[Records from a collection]
######
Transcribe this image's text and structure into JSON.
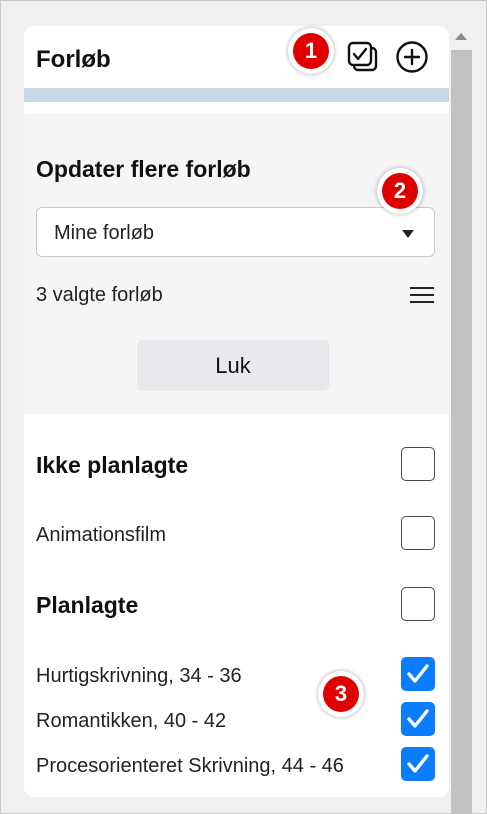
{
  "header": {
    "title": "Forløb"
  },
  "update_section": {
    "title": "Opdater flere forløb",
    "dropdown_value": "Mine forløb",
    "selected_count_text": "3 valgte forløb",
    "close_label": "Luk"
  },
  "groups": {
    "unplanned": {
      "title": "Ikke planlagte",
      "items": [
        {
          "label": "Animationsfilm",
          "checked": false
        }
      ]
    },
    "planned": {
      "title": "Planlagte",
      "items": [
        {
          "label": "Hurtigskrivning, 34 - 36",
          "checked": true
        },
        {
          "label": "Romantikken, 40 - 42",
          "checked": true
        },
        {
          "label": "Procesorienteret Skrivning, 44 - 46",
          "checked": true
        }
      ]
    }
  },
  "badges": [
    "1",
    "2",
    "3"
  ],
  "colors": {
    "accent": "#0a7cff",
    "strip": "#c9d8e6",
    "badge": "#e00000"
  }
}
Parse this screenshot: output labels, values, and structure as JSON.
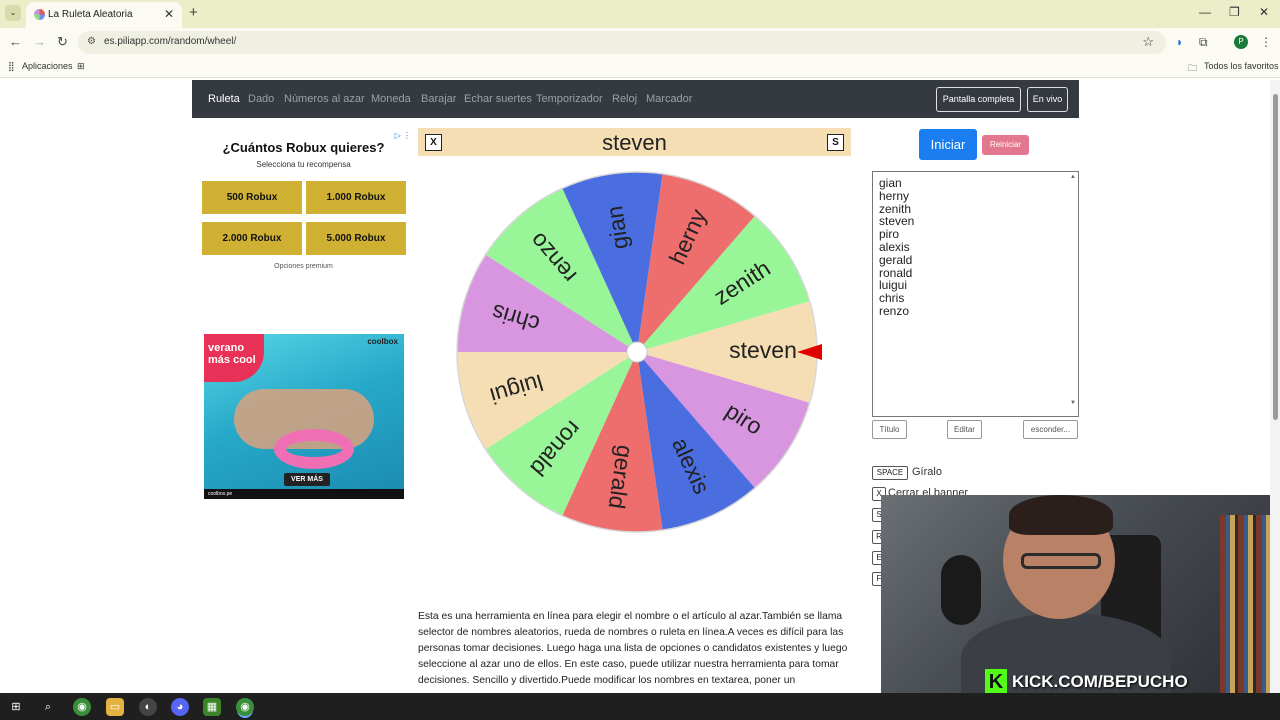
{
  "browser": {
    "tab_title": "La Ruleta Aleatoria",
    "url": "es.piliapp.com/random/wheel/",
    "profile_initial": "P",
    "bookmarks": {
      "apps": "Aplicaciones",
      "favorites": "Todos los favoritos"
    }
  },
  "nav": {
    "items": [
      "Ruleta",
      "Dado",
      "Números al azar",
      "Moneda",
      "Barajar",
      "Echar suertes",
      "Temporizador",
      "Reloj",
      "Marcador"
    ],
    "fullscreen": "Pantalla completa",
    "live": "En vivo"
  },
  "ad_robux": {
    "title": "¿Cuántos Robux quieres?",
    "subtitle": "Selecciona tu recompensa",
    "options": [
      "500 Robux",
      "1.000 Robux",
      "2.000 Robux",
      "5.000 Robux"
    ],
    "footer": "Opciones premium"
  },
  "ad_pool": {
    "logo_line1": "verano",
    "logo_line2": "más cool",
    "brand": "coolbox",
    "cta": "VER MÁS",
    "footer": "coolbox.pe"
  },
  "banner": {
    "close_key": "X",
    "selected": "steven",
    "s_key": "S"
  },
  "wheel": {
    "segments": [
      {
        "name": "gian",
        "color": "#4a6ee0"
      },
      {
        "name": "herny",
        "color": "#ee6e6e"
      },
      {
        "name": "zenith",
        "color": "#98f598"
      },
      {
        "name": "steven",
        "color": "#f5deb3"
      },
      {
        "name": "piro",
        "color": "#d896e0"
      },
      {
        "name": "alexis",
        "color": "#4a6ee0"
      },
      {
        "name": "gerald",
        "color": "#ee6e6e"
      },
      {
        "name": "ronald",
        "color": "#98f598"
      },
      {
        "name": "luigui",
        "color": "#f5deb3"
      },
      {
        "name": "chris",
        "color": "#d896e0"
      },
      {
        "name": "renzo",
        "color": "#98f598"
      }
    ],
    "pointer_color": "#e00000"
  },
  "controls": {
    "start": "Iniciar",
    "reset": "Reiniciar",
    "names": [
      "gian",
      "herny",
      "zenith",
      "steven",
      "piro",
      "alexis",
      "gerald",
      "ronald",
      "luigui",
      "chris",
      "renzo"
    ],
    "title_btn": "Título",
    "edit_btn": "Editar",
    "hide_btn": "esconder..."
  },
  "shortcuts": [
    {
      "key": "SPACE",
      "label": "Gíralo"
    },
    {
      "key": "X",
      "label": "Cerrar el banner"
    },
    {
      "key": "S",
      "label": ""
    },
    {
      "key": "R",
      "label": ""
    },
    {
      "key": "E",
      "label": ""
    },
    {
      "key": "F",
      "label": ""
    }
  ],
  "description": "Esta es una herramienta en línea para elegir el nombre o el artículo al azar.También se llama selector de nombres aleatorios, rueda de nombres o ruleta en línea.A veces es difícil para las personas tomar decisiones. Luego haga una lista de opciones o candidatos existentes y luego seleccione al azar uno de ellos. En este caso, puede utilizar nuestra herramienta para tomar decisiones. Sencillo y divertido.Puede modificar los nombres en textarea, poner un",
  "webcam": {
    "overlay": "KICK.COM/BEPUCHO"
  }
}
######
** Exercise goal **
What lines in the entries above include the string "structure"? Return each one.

** Written response **
Transcribe this image's text and structure into JSON.
Parse this screenshot: output labels, values, and structure as JSON.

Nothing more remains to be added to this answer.